▶ _Required action_
Could you give back the records exactly, taking out the pictures?

──────── Records for this task ────────

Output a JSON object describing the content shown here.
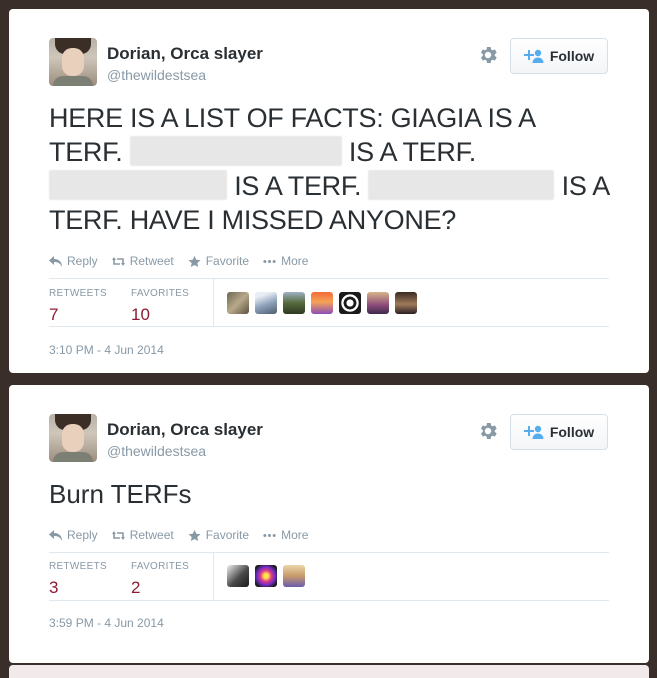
{
  "tweets": [
    {
      "user": {
        "name": "Dorian, Orca slayer",
        "handle": "@thewildestsea"
      },
      "follow_label": "Follow",
      "text": {
        "seg1": "HERE IS A LIST OF FACTS: GIAGIA IS A TERF.",
        "seg2": "IS A TERF.",
        "seg3": "IS A TERF.",
        "seg4": "IS A TERF. HAVE I MISSED ANYONE?"
      },
      "actions": {
        "reply": "Reply",
        "retweet": "Retweet",
        "favorite": "Favorite",
        "more": "More"
      },
      "stats": {
        "retweets_label": "RETWEETS",
        "retweets": "7",
        "favorites_label": "FAVORITES",
        "favorites": "10"
      },
      "favoriter_avatar_count": 7,
      "timestamp": "3:10 PM - 4 Jun 2014"
    },
    {
      "user": {
        "name": "Dorian, Orca slayer",
        "handle": "@thewildestsea"
      },
      "follow_label": "Follow",
      "text": {
        "body": "Burn TERFs"
      },
      "actions": {
        "reply": "Reply",
        "retweet": "Retweet",
        "favorite": "Favorite",
        "more": "More"
      },
      "stats": {
        "retweets_label": "RETWEETS",
        "retweets": "3",
        "favorites_label": "FAVORITES",
        "favorites": "2"
      },
      "favoriter_avatar_count": 3,
      "timestamp": "3:59 PM - 4 Jun 2014"
    }
  ],
  "colors": {
    "accent_number": "#8c1c33",
    "muted": "#8899a6",
    "text": "#292f33",
    "background": "#3a2e2b"
  }
}
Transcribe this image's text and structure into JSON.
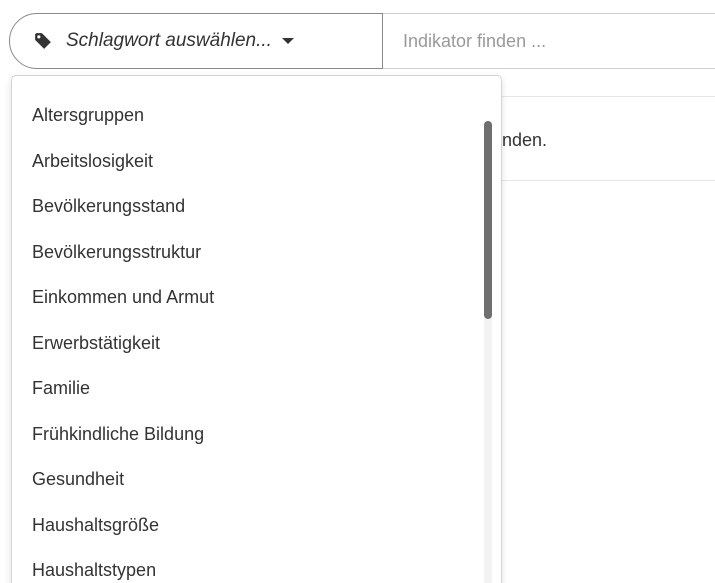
{
  "search": {
    "tag_select_label": "Schlagwort auswählen...",
    "tag_icon": "tag-icon",
    "caret_icon": "caret-down-icon",
    "indicator_placeholder": "Indikator finden ..."
  },
  "content": {
    "partial_text": "inden."
  },
  "dropdown": {
    "items": [
      "Altersgruppen",
      "Arbeitslosigkeit",
      "Bevölkerungsstand",
      "Bevölkerungsstruktur",
      "Einkommen und Armut",
      "Erwerbstätigkeit",
      "Familie",
      "Frühkindliche Bildung",
      "Gesundheit",
      "Haushaltsgröße",
      "Haushaltstypen"
    ]
  }
}
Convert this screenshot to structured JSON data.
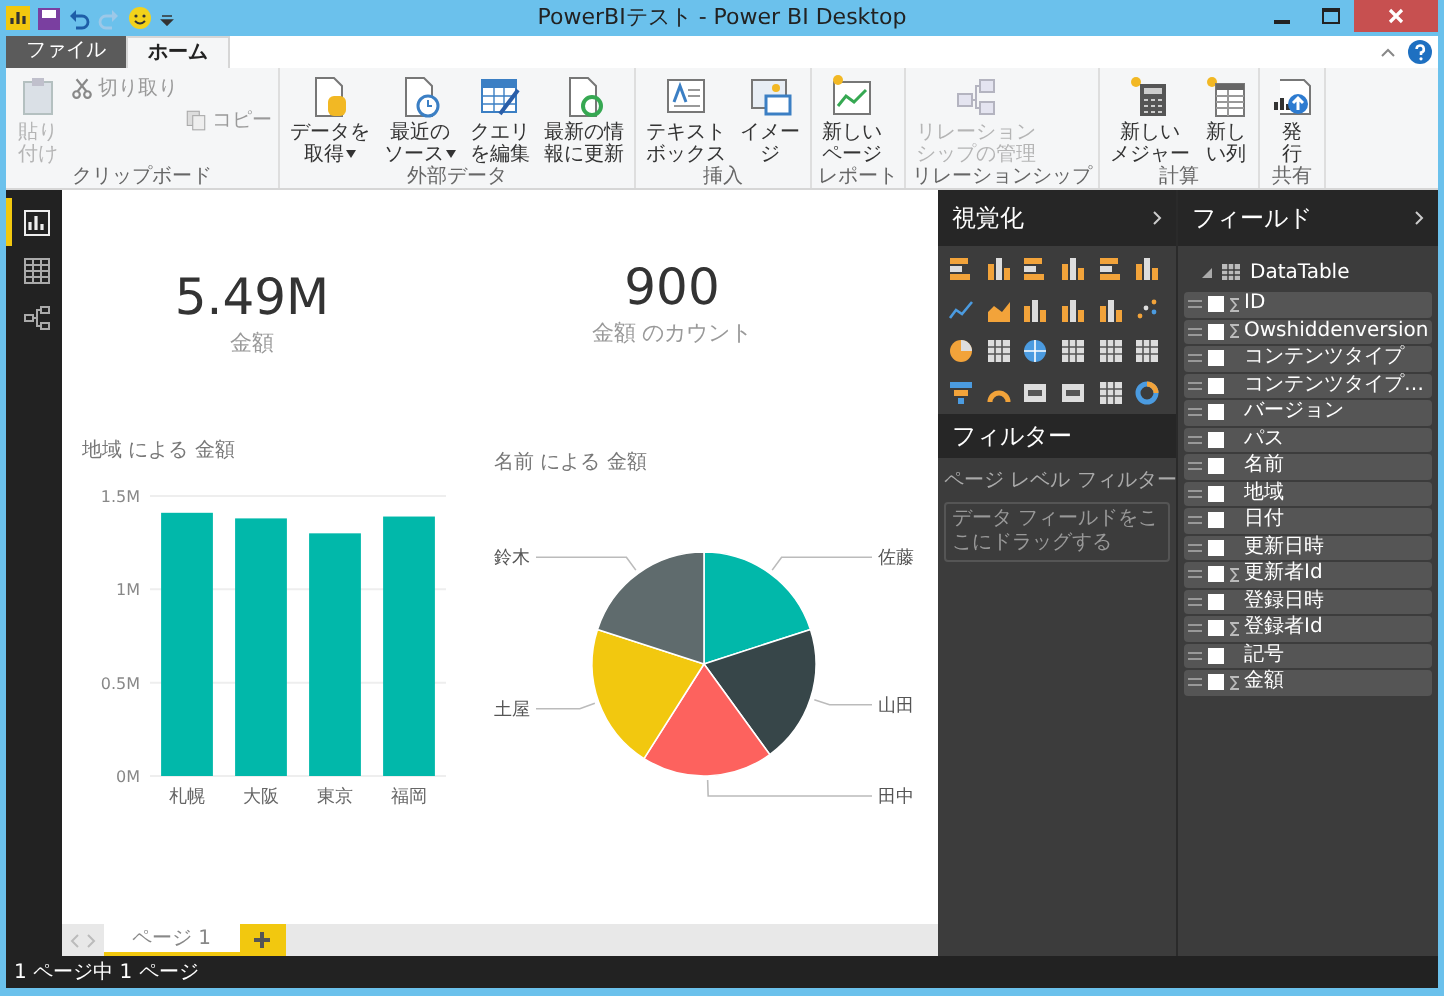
{
  "window": {
    "title": "PowerBIテスト - Power BI Desktop"
  },
  "ribbon_tabs": [
    {
      "label": "ファイル",
      "kind": "file",
      "selected": false
    },
    {
      "label": "ホーム",
      "kind": "tab",
      "selected": true
    }
  ],
  "ribbon_groups": [
    {
      "label": "クリップボード",
      "items": [
        {
          "kind": "large",
          "lines": [
            "貼り",
            "付け"
          ],
          "disabled": true,
          "dropdown": false
        },
        {
          "kind": "small",
          "lines": [
            "切り取り"
          ],
          "disabled": true
        },
        {
          "kind": "small",
          "lines": [
            "コピー"
          ],
          "disabled": true
        }
      ]
    },
    {
      "label": "外部データ",
      "items": [
        {
          "kind": "large",
          "lines": [
            "データを",
            "取得"
          ],
          "disabled": false,
          "dropdown": true
        },
        {
          "kind": "large",
          "lines": [
            "最近の",
            "ソース"
          ],
          "disabled": false,
          "dropdown": true
        },
        {
          "kind": "large",
          "lines": [
            "クエリ",
            "を編集"
          ],
          "disabled": false,
          "dropdown": false
        },
        {
          "kind": "large",
          "lines": [
            "最新の情",
            "報に更新"
          ],
          "disabled": false,
          "dropdown": false
        }
      ]
    },
    {
      "label": "挿入",
      "items": [
        {
          "kind": "large",
          "lines": [
            "テキスト",
            "ボックス"
          ],
          "disabled": false,
          "dropdown": false
        },
        {
          "kind": "large",
          "lines": [
            "イメー",
            "ジ"
          ],
          "disabled": false,
          "dropdown": false
        }
      ]
    },
    {
      "label": "レポート",
      "items": [
        {
          "kind": "large",
          "lines": [
            "新しい",
            "ページ"
          ],
          "disabled": false,
          "dropdown": false
        }
      ]
    },
    {
      "label": "リレーションシップ",
      "items": [
        {
          "kind": "large",
          "lines": [
            "リレーション",
            "シップの管理"
          ],
          "disabled": true,
          "dropdown": false
        }
      ]
    },
    {
      "label": "計算",
      "items": [
        {
          "kind": "large",
          "lines": [
            "新しい",
            "メジャー"
          ],
          "disabled": false,
          "dropdown": false
        },
        {
          "kind": "large",
          "lines": [
            "新し",
            "い列"
          ],
          "disabled": false,
          "dropdown": false
        }
      ]
    },
    {
      "label": "共有",
      "items": [
        {
          "kind": "large",
          "lines": [
            "発",
            "行"
          ],
          "disabled": false,
          "dropdown": false
        }
      ]
    }
  ],
  "views": [
    {
      "kind": "report",
      "selected": true
    },
    {
      "kind": "data",
      "selected": false
    },
    {
      "kind": "model",
      "selected": false
    }
  ],
  "cards": [
    {
      "value": "5.49M",
      "label": "金額"
    },
    {
      "value": "900",
      "label": "金額 のカウント"
    }
  ],
  "bar_chart": {
    "chart_data": {
      "type": "bar",
      "title": "地域 による 金額",
      "categories": [
        "札幌",
        "大阪",
        "東京",
        "福岡"
      ],
      "series": [
        {
          "color": "#01b8aa",
          "values": [
            1410000,
            1380000,
            1300000,
            1390000
          ]
        }
      ],
      "ylim": [
        0,
        1500000
      ],
      "yticks": [
        {
          "value": 0,
          "label": "0M"
        },
        {
          "value": 500000,
          "label": "0.5M"
        },
        {
          "value": 1000000,
          "label": "1M"
        },
        {
          "value": 1500000,
          "label": "1.5M"
        }
      ]
    }
  },
  "pie_chart": {
    "chart_data": {
      "type": "pie",
      "title": "名前 による 金額",
      "categories": [
        "佐藤",
        "山田",
        "田中",
        "土屋",
        "鈴木"
      ],
      "series": [
        {
          "values": [
            20,
            20,
            19,
            21,
            20
          ]
        }
      ],
      "colors": [
        "#01b8aa",
        "#374649",
        "#fd625e",
        "#f2c80f",
        "#5f6b6d"
      ]
    }
  },
  "pages": [
    {
      "label": "ページ 1",
      "selected": true
    }
  ],
  "visualizations": {
    "title": "視覚化"
  },
  "filters": {
    "title": "フィルター",
    "section": "ページ レベル フィルター",
    "drop_hint": "データ フィールドをここにドラッグする"
  },
  "fields": {
    "title": "フィールド",
    "table": {
      "name": "DataTable",
      "expanded": true,
      "fields": [
        {
          "name": "ID",
          "sigma": true,
          "checked": false
        },
        {
          "name": "Owshiddenversion",
          "sigma": true,
          "checked": false
        },
        {
          "name": "コンテンツタイプ",
          "sigma": false,
          "checked": false
        },
        {
          "name": "コンテンツタイプ…",
          "sigma": false,
          "checked": false
        },
        {
          "name": "バージョン",
          "sigma": false,
          "checked": false
        },
        {
          "name": "パス",
          "sigma": false,
          "checked": false
        },
        {
          "name": "名前",
          "sigma": false,
          "checked": false
        },
        {
          "name": "地域",
          "sigma": false,
          "checked": false
        },
        {
          "name": "日付",
          "sigma": false,
          "checked": false
        },
        {
          "name": "更新日時",
          "sigma": false,
          "checked": false
        },
        {
          "name": "更新者Id",
          "sigma": true,
          "checked": false
        },
        {
          "name": "登録日時",
          "sigma": false,
          "checked": false
        },
        {
          "name": "登録者Id",
          "sigma": true,
          "checked": false
        },
        {
          "name": "記号",
          "sigma": false,
          "checked": false
        },
        {
          "name": "金額",
          "sigma": true,
          "checked": false
        }
      ]
    }
  },
  "status_bar": "1 ページ中 1 ページ"
}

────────

▶ _Answer space_
Output a JSON object describing the content shown here.
{
  "tweets": [
    {
      "user": {
        "name": "Dorian, Orca slayer",
        "handle": "@thewildestsea"
      },
      "follow_label": "Follow",
      "text": {
        "seg1": "HERE IS A LIST OF FACTS: GIAGIA IS A TERF.",
        "seg2": "IS A TERF.",
        "seg3": "IS A TERF.",
        "seg4": "IS A TERF. HAVE I MISSED ANYONE?"
      },
      "actions": {
        "reply": "Reply",
        "retweet": "Retweet",
        "favorite": "Favorite",
        "more": "More"
      },
      "stats": {
        "retweets_label": "RETWEETS",
        "retweets": "7",
        "favorites_label": "FAVORITES",
        "favorites": "10"
      },
      "favoriter_avatar_count": 7,
      "timestamp": "3:10 PM - 4 Jun 2014"
    },
    {
      "user": {
        "name": "Dorian, Orca slayer",
        "handle": "@thewildestsea"
      },
      "follow_label": "Follow",
      "text": {
        "body": "Burn TERFs"
      },
      "actions": {
        "reply": "Reply",
        "retweet": "Retweet",
        "favorite": "Favorite",
        "more": "More"
      },
      "stats": {
        "retweets_label": "RETWEETS",
        "retweets": "3",
        "favorites_label": "FAVORITES",
        "favorites": "2"
      },
      "favoriter_avatar_count": 3,
      "timestamp": "3:59 PM - 4 Jun 2014"
    }
  ],
  "colors": {
    "accent_number": "#8c1c33",
    "muted": "#8899a6",
    "text": "#292f33",
    "background": "#3a2e2b"
  }
}
Transcribe this image's text and structure into JSON.
{
  "search": {
    "tag_select_label": "Schlagwort auswählen...",
    "tag_icon": "tag-icon",
    "caret_icon": "caret-down-icon",
    "indicator_placeholder": "Indikator finden ..."
  },
  "content": {
    "partial_text": "inden."
  },
  "dropdown": {
    "items": [
      "Altersgruppen",
      "Arbeitslosigkeit",
      "Bevölkerungsstand",
      "Bevölkerungsstruktur",
      "Einkommen und Armut",
      "Erwerbstätigkeit",
      "Familie",
      "Frühkindliche Bildung",
      "Gesundheit",
      "Haushaltsgröße",
      "Haushaltstypen"
    ]
  }
}
Convert this screenshot to structured JSON data.
{
  "window": {
    "title": "PowerBIテスト - Power BI Desktop"
  },
  "ribbon_tabs": [
    {
      "label": "ファイル",
      "kind": "file",
      "selected": false
    },
    {
      "label": "ホーム",
      "kind": "tab",
      "selected": true
    }
  ],
  "ribbon_groups": [
    {
      "label": "クリップボード",
      "items": [
        {
          "kind": "large",
          "lines": [
            "貼り",
            "付け"
          ],
          "disabled": true,
          "dropdown": false
        },
        {
          "kind": "small",
          "lines": [
            "切り取り"
          ],
          "disabled": true
        },
        {
          "kind": "small",
          "lines": [
            "コピー"
          ],
          "disabled": true
        }
      ]
    },
    {
      "label": "外部データ",
      "items": [
        {
          "kind": "large",
          "lines": [
            "データを",
            "取得"
          ],
          "disabled": false,
          "dropdown": true
        },
        {
          "kind": "large",
          "lines": [
            "最近の",
            "ソース"
          ],
          "disabled": false,
          "dropdown": true
        },
        {
          "kind": "large",
          "lines": [
            "クエリ",
            "を編集"
          ],
          "disabled": false,
          "dropdown": false
        },
        {
          "kind": "large",
          "lines": [
            "最新の情",
            "報に更新"
          ],
          "disabled": false,
          "dropdown": false
        }
      ]
    },
    {
      "label": "挿入",
      "items": [
        {
          "kind": "large",
          "lines": [
            "テキスト",
            "ボックス"
          ],
          "disabled": false,
          "dropdown": false
        },
        {
          "kind": "large",
          "lines": [
            "イメー",
            "ジ"
          ],
          "disabled": false,
          "dropdown": false
        }
      ]
    },
    {
      "label": "レポート",
      "items": [
        {
          "kind": "large",
          "lines": [
            "新しい",
            "ページ"
          ],
          "disabled": false,
          "dropdown": false
        }
      ]
    },
    {
      "label": "リレーションシップ",
      "items": [
        {
          "kind": "large",
          "lines": [
            "リレーション",
            "シップの管理"
          ],
          "disabled": true,
          "dropdown": false
        }
      ]
    },
    {
      "label": "計算",
      "items": [
        {
          "kind": "large",
          "lines": [
            "新しい",
            "メジャー"
          ],
          "disabled": false,
          "dropdown": false
        },
        {
          "kind": "large",
          "lines": [
            "新し",
            "い列"
          ],
          "disabled": false,
          "dropdown": false
        }
      ]
    },
    {
      "label": "共有",
      "items": [
        {
          "kind": "large",
          "lines": [
            "発",
            "行"
          ],
          "disabled": false,
          "dropdown": false
        }
      ]
    }
  ],
  "views": [
    {
      "kind": "report",
      "selected": true
    },
    {
      "kind": "data",
      "selected": false
    },
    {
      "kind": "model",
      "selected": false
    }
  ],
  "cards": [
    {
      "value": "5.49M",
      "label": "金額"
    },
    {
      "value": "900",
      "label": "金額 のカウント"
    }
  ],
  "bar_chart": {
    "chart_data": {
      "type": "bar",
      "title": "地域 による 金額",
      "categories": [
        "札幌",
        "大阪",
        "東京",
        "福岡"
      ],
      "series": [
        {
          "color": "#01b8aa",
          "values": [
            1410000,
            1380000,
            1300000,
            1390000
          ]
        }
      ],
      "ylim": [
        0,
        1500000
      ],
      "yticks": [
        {
          "value": 0,
          "label": "0M"
        },
        {
          "value": 500000,
          "label": "0.5M"
        },
        {
          "value": 1000000,
          "label": "1M"
        },
        {
          "value": 1500000,
          "label": "1.5M"
        }
      ]
    }
  },
  "pie_chart": {
    "chart_data": {
      "type": "pie",
      "title": "名前 による 金額",
      "categories": [
        "佐藤",
        "山田",
        "田中",
        "土屋",
        "鈴木"
      ],
      "series": [
        {
          "values": [
            20,
            20,
            19,
            21,
            20
          ]
        }
      ],
      "colors": [
        "#01b8aa",
        "#374649",
        "#fd625e",
        "#f2c80f",
        "#5f6b6d"
      ]
    }
  },
  "pages": [
    {
      "label": "ページ 1",
      "selected": true
    }
  ],
  "visualizations": {
    "title": "視覚化"
  },
  "filters": {
    "title": "フィルター",
    "section": "ページ レベル フィルター",
    "drop_hint": "データ フィールドをここにドラッグする"
  },
  "fields": {
    "title": "フィールド",
    "table": {
      "name": "DataTable",
      "expanded": true,
      "fields": [
        {
          "name": "ID",
          "sigma": true,
          "checked": false
        },
        {
          "name": "Owshiddenversion",
          "sigma": true,
          "checked": false
        },
        {
          "name": "コンテンツタイプ",
          "sigma": false,
          "checked": false
        },
        {
          "name": "コンテンツタイプ…",
          "sigma": false,
          "checked": false
        },
        {
          "name": "バージョン",
          "sigma": false,
          "checked": false
        },
        {
          "name": "パス",
          "sigma": false,
          "checked": false
        },
        {
          "name": "名前",
          "sigma": false,
          "checked": false
        },
        {
          "name": "地域",
          "sigma": false,
          "checked": false
        },
        {
          "name": "日付",
          "sigma": false,
          "checked": false
        },
        {
          "name": "更新日時",
          "sigma": false,
          "checked": false
        },
        {
          "name": "更新者Id",
          "sigma": true,
          "checked": false
        },
        {
          "name": "登録日時",
          "sigma": false,
          "checked": false
        },
        {
          "name": "登録者Id",
          "sigma": true,
          "checked": false
        },
        {
          "name": "記号",
          "sigma": false,
          "checked": false
        },
        {
          "name": "金額",
          "sigma": true,
          "checked": false
        }
      ]
    }
  },
  "status_bar": "1 ページ中 1 ページ"
}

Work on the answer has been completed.